»»

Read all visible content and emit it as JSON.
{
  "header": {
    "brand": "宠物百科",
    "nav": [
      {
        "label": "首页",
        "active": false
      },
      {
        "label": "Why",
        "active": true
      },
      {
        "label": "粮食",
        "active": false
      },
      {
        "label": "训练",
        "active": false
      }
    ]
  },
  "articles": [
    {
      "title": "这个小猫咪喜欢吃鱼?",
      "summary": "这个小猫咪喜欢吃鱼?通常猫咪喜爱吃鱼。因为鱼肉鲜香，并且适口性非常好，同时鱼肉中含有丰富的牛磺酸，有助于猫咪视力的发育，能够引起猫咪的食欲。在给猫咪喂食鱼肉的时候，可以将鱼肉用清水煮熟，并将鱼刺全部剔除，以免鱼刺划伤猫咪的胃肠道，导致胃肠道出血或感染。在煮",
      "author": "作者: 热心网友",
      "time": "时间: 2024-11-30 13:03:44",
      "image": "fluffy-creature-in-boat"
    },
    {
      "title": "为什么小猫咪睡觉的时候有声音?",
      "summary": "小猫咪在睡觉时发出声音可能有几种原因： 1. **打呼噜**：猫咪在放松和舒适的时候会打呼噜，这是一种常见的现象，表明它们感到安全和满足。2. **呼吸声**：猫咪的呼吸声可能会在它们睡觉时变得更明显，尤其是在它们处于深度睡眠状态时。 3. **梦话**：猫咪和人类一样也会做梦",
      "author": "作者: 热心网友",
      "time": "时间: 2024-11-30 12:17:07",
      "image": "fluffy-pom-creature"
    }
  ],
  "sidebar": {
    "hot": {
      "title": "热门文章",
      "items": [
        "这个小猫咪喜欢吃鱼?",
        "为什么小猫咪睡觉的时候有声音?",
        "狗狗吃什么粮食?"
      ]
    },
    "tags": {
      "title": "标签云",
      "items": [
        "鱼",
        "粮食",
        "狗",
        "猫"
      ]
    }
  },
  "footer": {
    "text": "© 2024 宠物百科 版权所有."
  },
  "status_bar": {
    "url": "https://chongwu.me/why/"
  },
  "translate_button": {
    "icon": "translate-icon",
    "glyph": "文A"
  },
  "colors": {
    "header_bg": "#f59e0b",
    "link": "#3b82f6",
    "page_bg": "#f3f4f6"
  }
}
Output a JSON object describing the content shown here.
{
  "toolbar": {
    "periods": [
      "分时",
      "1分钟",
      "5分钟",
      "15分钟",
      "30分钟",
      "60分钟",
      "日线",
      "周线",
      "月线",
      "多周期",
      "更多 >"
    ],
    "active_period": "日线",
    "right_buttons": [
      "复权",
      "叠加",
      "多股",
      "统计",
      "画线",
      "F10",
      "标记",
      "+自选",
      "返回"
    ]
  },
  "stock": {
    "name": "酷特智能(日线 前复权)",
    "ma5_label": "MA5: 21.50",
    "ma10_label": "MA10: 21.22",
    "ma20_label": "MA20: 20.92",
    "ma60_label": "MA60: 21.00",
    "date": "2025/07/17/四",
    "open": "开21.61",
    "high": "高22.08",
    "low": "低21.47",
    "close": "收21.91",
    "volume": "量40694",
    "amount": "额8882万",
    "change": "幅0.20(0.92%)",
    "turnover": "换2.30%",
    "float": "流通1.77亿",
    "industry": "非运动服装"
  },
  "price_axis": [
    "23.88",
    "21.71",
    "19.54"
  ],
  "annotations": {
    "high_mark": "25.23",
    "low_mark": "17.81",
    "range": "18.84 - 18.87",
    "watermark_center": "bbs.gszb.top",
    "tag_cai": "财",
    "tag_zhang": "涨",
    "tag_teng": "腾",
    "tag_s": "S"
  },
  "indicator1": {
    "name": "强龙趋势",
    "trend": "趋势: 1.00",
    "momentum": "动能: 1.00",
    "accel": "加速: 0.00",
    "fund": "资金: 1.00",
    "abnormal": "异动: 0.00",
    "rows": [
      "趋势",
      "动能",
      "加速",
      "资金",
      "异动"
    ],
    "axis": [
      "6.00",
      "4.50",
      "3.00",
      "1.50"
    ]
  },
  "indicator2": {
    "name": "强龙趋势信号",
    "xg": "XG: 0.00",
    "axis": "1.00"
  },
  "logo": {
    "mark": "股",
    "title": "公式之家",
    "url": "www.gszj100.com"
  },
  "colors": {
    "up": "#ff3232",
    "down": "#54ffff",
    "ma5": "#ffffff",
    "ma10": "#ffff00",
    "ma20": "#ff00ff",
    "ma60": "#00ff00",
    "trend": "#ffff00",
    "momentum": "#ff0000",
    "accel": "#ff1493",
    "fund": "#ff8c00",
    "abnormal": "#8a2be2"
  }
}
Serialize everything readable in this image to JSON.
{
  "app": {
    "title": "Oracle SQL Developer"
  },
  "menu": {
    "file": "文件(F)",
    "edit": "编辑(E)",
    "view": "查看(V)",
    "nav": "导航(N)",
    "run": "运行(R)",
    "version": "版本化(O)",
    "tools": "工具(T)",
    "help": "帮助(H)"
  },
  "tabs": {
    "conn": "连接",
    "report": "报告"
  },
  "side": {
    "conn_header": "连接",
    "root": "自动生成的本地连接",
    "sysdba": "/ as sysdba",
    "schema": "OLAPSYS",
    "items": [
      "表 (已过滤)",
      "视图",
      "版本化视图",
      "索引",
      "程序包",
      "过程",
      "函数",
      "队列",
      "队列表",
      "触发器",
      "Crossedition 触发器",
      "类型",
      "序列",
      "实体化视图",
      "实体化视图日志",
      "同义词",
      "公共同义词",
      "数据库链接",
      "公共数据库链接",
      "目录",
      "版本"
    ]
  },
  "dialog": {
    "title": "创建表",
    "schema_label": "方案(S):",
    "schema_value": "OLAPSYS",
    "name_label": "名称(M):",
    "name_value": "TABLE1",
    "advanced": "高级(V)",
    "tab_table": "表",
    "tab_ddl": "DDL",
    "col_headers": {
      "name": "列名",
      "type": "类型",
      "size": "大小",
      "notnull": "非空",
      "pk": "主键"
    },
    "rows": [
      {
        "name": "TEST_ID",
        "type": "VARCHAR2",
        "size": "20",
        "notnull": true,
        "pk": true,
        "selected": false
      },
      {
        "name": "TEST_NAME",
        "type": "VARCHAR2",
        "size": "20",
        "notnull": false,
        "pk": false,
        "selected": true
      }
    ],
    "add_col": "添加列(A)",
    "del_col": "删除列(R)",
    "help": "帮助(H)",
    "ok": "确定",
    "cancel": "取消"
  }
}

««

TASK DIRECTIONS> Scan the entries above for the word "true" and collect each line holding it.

PROBLEM SOLUTION>
        "active": true
        "notnull": true,
        "pk": true,
        "selected": true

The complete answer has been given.